Unique. Sincere. Unity. Truth. At first glance, these may sound like beautiful character words to live by, but they are the names of the four youngest of Ed Carter’s eight children. Although he did not grow up with a large number of siblings himself, Carter will tell you that he always dreamt of having a large family.
“I always wanted a lot of kids,” Carter said. “I wanted 10 actually.”
With five boys and three girls, ranging in age from 9 months to 21 years, the father of eight is intentional about being involved in the lives of each of his children despite the chaos and busyness of everyday life.
Both Ed and the children’s mother Brooklynn Swanagan hold full time jobs, while still managing to ensure that each child (with the exception of the youngest) maintains good grades and is involved in sports.
“Grades are number one.” Ed said. “They know without grades they can’t do anything.”
Originally, from Dayton, Ohio, Ed graduated from Kentucky Wesleyan College in 2003 after attending on a football scholarship.
“The only thing I ask them to do is go to school and get their grades,” he said. “I learned from my mistakes in college and taught them — use all your tools. College is not cheap — I don’t want them to graduate with debt. Grades are a big part of it, but if you can get a sports scholarship along with your grades, that helps.”
Ed’s oldest son Edwin has experienced the success of following his father’s advice. Edwin attended Brescia University on an athletic scholarship, graduated on the President’s List last year and is currently working for Southern Star.
The Carter-Swanagan children are involved in a variety of sports during multiple sports seasons including T-ball, football, baseball and basketball. And, according to local members of the community, the children don’t just play sports, they excel — due in large part to their father’s love and motivation.
KFL (Kids Football League) and Western Baseball League Coach Ben Barnoud said he has proudly watched as Ed cheered on “his overly-gifted daughter” in baseball and worked with Ed as he coached his younger two children.
“Ed Carter has always been such a great motivator, supportive coach and father,” Coach Ben said. “He shows how much he cares about each child, not just as players, but as kids who need help building confidence and good character. Every sporting event Ed Carter goes to, he is always doing something to show support and help others improve.”
Coach Ben said Ed has not just been a good role model for his own children and the kids he coaches, but for Ben’s children as well.
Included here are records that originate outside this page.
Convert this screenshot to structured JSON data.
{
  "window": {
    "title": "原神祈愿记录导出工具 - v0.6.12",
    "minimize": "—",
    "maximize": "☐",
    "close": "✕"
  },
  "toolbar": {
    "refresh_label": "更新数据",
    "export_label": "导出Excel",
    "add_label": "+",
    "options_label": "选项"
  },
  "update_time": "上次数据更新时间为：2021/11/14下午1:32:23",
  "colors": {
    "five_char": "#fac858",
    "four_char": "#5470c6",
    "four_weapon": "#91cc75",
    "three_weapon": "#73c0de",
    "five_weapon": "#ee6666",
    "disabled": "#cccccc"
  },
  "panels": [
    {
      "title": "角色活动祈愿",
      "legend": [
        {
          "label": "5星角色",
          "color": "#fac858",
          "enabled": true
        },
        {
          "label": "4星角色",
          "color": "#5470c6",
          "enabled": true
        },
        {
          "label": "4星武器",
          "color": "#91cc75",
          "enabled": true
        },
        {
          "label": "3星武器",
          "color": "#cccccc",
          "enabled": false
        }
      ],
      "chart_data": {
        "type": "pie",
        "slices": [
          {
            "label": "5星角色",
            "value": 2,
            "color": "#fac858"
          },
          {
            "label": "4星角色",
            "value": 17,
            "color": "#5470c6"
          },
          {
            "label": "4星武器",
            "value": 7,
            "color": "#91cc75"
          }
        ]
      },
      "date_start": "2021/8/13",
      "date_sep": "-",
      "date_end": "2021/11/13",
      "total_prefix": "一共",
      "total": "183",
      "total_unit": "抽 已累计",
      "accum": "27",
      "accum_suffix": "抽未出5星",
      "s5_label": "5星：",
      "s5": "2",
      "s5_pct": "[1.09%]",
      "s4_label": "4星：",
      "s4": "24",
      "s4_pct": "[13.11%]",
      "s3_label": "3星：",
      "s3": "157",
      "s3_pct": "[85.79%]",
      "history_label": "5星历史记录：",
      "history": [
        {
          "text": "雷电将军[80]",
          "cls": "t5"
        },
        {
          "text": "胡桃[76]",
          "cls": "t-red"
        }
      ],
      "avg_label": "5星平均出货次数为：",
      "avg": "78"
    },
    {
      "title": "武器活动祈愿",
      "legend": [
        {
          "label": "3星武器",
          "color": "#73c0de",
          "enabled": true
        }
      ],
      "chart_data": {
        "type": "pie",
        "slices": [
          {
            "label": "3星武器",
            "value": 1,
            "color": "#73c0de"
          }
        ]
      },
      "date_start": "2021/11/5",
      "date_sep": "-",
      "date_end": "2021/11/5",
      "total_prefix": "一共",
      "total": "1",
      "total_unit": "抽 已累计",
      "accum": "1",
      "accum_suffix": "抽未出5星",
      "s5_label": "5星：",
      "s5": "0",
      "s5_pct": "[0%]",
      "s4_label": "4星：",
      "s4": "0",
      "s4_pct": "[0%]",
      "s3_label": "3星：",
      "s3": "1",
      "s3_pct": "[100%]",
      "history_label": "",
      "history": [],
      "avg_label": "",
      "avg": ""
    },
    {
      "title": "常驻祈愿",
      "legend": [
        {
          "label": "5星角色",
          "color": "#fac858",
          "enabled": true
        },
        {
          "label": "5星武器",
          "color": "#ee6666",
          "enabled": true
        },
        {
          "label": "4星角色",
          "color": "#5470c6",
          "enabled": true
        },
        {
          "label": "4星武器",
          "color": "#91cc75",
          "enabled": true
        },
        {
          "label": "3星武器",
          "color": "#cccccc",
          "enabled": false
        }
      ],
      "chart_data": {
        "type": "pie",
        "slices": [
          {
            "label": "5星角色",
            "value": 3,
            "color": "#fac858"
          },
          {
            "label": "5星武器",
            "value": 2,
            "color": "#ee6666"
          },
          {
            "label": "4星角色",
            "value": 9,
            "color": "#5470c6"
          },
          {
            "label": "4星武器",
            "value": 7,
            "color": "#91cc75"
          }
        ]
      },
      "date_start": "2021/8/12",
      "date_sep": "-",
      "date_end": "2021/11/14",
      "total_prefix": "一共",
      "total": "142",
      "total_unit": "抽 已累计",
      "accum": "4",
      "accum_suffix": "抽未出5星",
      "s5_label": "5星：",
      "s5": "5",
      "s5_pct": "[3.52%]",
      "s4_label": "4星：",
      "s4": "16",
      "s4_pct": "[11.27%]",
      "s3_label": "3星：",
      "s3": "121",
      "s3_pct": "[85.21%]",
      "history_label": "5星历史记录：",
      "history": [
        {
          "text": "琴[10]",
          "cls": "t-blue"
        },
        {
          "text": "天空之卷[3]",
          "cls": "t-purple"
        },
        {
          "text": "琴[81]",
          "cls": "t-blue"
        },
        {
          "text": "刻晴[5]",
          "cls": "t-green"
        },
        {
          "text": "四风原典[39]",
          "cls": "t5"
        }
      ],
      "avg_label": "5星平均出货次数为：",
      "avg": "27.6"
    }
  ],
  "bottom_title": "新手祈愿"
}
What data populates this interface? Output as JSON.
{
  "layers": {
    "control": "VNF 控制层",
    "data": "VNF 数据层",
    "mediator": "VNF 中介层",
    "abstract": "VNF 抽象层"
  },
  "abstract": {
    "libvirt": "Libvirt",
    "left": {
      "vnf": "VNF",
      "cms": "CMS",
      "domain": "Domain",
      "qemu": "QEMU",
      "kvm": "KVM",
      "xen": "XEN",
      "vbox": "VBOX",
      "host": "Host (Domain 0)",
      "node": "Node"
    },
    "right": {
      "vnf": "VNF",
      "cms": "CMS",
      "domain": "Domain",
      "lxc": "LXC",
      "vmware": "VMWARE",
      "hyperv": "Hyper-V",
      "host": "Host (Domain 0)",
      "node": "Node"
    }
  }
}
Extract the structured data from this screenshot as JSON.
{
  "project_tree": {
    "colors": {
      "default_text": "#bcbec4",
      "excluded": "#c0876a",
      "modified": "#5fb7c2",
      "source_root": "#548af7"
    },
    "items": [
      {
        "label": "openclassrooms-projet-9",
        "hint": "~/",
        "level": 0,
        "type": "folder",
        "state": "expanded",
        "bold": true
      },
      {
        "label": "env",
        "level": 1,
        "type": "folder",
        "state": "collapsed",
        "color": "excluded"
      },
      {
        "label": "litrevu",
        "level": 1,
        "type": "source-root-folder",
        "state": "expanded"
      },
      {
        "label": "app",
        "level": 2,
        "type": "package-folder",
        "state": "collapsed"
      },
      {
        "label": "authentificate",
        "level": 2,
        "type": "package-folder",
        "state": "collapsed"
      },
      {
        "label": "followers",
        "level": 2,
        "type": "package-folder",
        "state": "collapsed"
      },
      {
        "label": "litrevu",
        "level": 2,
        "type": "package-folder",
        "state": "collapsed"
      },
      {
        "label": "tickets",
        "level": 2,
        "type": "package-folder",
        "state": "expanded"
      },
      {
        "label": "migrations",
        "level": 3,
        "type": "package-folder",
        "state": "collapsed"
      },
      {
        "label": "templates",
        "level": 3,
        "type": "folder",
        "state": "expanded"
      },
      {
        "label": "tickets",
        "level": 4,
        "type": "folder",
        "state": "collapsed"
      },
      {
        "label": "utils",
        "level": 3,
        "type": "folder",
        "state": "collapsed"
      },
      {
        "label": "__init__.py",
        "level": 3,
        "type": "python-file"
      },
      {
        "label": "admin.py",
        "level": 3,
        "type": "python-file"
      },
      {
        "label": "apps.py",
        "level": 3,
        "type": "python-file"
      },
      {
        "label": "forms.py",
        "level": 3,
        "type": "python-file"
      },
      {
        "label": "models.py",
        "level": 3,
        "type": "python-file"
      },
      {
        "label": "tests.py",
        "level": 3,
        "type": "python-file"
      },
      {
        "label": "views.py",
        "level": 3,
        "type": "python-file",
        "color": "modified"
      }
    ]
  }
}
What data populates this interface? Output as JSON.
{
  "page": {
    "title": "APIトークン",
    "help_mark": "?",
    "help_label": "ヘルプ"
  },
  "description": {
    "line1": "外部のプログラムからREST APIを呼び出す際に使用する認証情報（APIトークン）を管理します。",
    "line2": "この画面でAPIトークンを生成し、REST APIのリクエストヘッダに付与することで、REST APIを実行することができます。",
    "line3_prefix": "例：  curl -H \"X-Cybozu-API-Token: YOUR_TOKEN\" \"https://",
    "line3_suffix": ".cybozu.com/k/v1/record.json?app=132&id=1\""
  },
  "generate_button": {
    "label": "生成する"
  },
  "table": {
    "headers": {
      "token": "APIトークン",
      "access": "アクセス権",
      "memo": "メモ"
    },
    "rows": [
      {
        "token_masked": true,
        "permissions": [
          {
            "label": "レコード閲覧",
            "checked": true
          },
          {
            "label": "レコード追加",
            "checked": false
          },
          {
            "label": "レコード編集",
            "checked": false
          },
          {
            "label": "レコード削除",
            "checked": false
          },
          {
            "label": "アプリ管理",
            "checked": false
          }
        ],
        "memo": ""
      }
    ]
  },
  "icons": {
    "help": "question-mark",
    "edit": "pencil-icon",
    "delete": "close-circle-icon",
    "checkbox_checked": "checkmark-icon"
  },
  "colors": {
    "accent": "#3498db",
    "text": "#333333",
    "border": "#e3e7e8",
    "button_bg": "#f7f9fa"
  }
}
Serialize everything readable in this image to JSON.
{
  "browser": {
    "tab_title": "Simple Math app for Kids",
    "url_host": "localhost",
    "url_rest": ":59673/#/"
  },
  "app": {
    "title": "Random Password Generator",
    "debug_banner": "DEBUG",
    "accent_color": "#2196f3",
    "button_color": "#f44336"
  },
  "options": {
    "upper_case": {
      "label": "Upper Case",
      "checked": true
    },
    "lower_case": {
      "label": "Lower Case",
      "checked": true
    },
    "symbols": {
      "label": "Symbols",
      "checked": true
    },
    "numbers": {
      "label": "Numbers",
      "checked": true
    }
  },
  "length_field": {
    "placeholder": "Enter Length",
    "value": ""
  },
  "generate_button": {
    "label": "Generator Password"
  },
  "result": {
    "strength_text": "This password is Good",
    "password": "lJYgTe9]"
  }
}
“He communicates the importance of hard work, competitiveness and being a good teammate,” Ben said. “He teaches them how to play the game and overcome adversity, while having fun and working hard. He has been a great influence and had a memorable impact on my kids and many others.”
Coach Ben is not the only coach to appreciate the impact Ed has had on children in the local sports community. Coach Russ with the Kentucky Ball Hogs basketball team said Ed has been with him since the team’s inception three years ago. The two coaches, who both had 11-year-old daughters at the time, quickly bonded.
“Ed’s just a fantastic dad and a good person — I liked him the first time I met him,” Russ said. “He has such a positive effect on people that his disposition rubs off on everyone.”
As far as Ed’s involvement with his children was concerned, Russ said the two often joke that Brooklynn has the children and Ed raises them.
“He carries around three to four kids with him all the time like a big Papa Bear,” Russ said.
While Ed recognizes the importance of being involved in each of his children’s lives, he also admits that meeting the demands of being at multiple locations at different times for various sporting events is not always an easy task.
“Every weekend we’re doing something,” Ed said. “There have been times we will go to a game in Nashville and then we’ll shoot to Louisville. Sometimes, they have games in different places and their mom goes one way and I go the other. It’s an all year round thing — it’s hectic, but it’s worth it.”
With ten individual schedules to keep track of, Ed said Brooklynn is the organizer.
“She is very organized and keeps a calendar of everything and where we need to be,” Ed said, adding that they often use the GroupMe app to communicate with other coaches who help out from time to time when needed.
Regardless of how chaotic it gets, Ed acknowledges the need to be present in the lives of his children and encourages other fathers to do the same.
“We do need more dads to step up in our community,” Ed said. “There are a lot of kids that need their dads involved. If there were more dads around, the kids wouldn’t get into the trouble they do.”